Rest of the inductive step:By the inductive hypothesis, we know that \((\cos(x) + i \sin(x))^k = \cos(kx) + i \sin(kx)\).Also recall from high school trignometry that $$\cos(x+y) = \cos(x)\cos(y) - \sin(x)\sin(y)$$ $$\sin(x+y) = \sin(x)\cos(y) + \cos(x)\sin(y)$$

Using these equations, we can compute

\( \begin{eqnarray*} (\cos(x) + i \sin(x))^{k+1} &=& (\cos(x) + i \sin(x))^{k}(\cos(x) + i\sin(x)) \\ &=& (\cos(x) + i \sin(x))\cdot(\cos(kx) + i \sin(kx)) \\ &=& \cos(x)\cos(kx) + i\cos(x)\sin(kx) + i\sin(x)\cos(kx) - \sin(x)\sin(kx) \\ &=& (\cos(x)\cos(kx) - \sin(x)\sin(kx)) + i(\sin(kx)\cos(x) + \sin(x)\cos(kx)) \\ &=& \cos(x + kx) + i\sin(x + kx) \\ &=& \cos((k+1)x) + i\sin((k+1)x) \end{eqnarray*} \)

So \((\cos(x) + i \sin(x))^{k+1} = \cos((k+1)x) + i\sin((k+1)x)\) which is what we needed to show.

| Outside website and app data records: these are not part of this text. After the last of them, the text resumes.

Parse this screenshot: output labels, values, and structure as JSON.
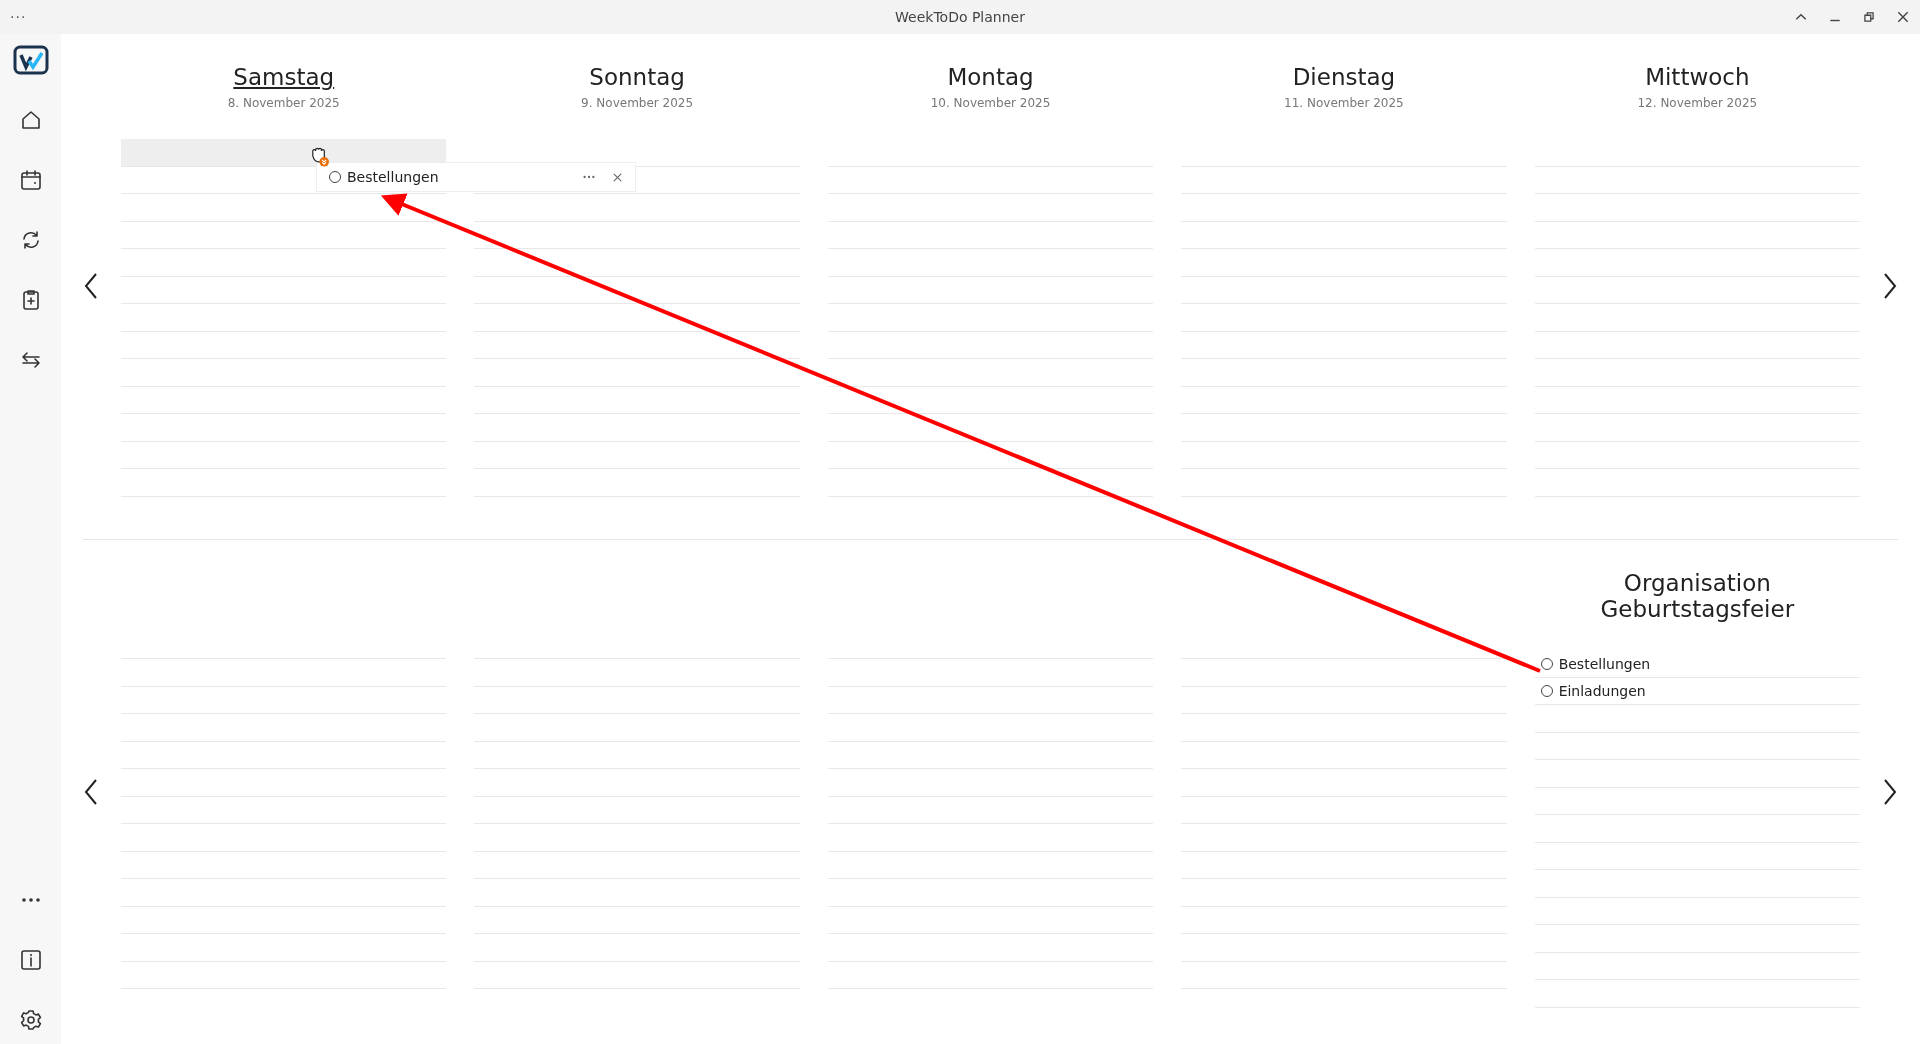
{
  "window": {
    "title": "WeekToDo Planner",
    "menu": "···"
  },
  "sidebar": {
    "items": [
      {
        "kind": "logo"
      },
      {
        "kind": "home"
      },
      {
        "kind": "calendar"
      },
      {
        "kind": "sync"
      },
      {
        "kind": "clipboard"
      },
      {
        "kind": "swap"
      }
    ],
    "bottom_items": [
      {
        "kind": "more"
      },
      {
        "kind": "info"
      },
      {
        "kind": "settings"
      }
    ]
  },
  "week": {
    "days": [
      {
        "name": "Samstag",
        "date": "8. November 2025",
        "today": true,
        "drop_target": true
      },
      {
        "name": "Sonntag",
        "date": "9. November 2025",
        "today": false,
        "drop_target": false
      },
      {
        "name": "Montag",
        "date": "10. November 2025",
        "today": false,
        "drop_target": false
      },
      {
        "name": "Dienstag",
        "date": "11. November 2025",
        "today": false,
        "drop_target": false
      },
      {
        "name": "Mittwoch",
        "date": "12. November 2025",
        "today": false,
        "drop_target": false
      }
    ]
  },
  "drag_preview": {
    "text": "Bestellungen",
    "done": false
  },
  "custom_lists": [
    {
      "kind": "blank"
    },
    {
      "kind": "blank"
    },
    {
      "kind": "blank"
    },
    {
      "kind": "blank"
    },
    {
      "kind": "list",
      "title": "Organisation Geburtstagsfeier",
      "tasks": [
        {
          "text": "Bestellungen",
          "done": false
        },
        {
          "text": "Einladungen",
          "done": false
        }
      ]
    }
  ]
}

Notice the use of the word "recall" in the inductive step. The word "recall" is often used to politely work around the fact that some of the audience has forgotten the facts in question. It's important to remind the readers of the equations, because one of the later steps will seem completely mysterious if they don't recall the equations. But it would be impolite to suggest too strongly that they've forgotten a fact that everyone learned in high school.